* [Work instruction]:
Wherever a line in the records contains the word "chocolate", return that line.
Dataset records START
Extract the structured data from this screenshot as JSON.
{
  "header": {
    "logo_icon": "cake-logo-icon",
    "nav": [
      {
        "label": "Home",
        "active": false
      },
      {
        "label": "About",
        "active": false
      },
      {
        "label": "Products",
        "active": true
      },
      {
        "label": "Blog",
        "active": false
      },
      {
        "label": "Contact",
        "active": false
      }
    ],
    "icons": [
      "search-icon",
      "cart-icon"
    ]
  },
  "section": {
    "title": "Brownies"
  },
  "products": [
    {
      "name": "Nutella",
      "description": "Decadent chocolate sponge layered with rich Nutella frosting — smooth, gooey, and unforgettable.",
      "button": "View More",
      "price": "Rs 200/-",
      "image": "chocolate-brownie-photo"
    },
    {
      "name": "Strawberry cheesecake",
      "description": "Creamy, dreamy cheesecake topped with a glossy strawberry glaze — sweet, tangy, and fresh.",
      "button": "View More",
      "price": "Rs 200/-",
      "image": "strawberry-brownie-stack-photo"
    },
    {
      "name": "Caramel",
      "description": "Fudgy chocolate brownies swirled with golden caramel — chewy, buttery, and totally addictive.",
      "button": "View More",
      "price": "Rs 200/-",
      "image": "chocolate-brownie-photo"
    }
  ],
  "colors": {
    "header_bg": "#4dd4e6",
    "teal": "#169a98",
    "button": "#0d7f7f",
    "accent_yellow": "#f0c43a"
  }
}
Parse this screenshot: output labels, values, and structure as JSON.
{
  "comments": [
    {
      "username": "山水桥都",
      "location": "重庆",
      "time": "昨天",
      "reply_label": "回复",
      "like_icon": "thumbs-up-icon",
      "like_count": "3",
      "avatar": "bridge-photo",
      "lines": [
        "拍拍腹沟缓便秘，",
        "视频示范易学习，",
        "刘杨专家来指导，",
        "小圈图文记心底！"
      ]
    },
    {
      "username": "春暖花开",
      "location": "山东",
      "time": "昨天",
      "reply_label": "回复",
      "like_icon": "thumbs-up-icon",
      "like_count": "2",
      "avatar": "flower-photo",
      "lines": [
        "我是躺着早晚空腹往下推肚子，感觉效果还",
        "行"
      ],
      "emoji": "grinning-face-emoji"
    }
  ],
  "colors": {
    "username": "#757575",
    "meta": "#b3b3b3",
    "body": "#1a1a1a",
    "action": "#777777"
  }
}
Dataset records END
* [Exercise result]:
      "description": "Decadent chocolate sponge layered with rich Nutella frosting — smooth, gooey, and unforgettable.",
      "image": "chocolate-brownie-photo"
      "description": "Fudgy chocolate brownies swirled with golden caramel — chewy, buttery, and totally addictive.",
      "image": "chocolate-brownie-photo"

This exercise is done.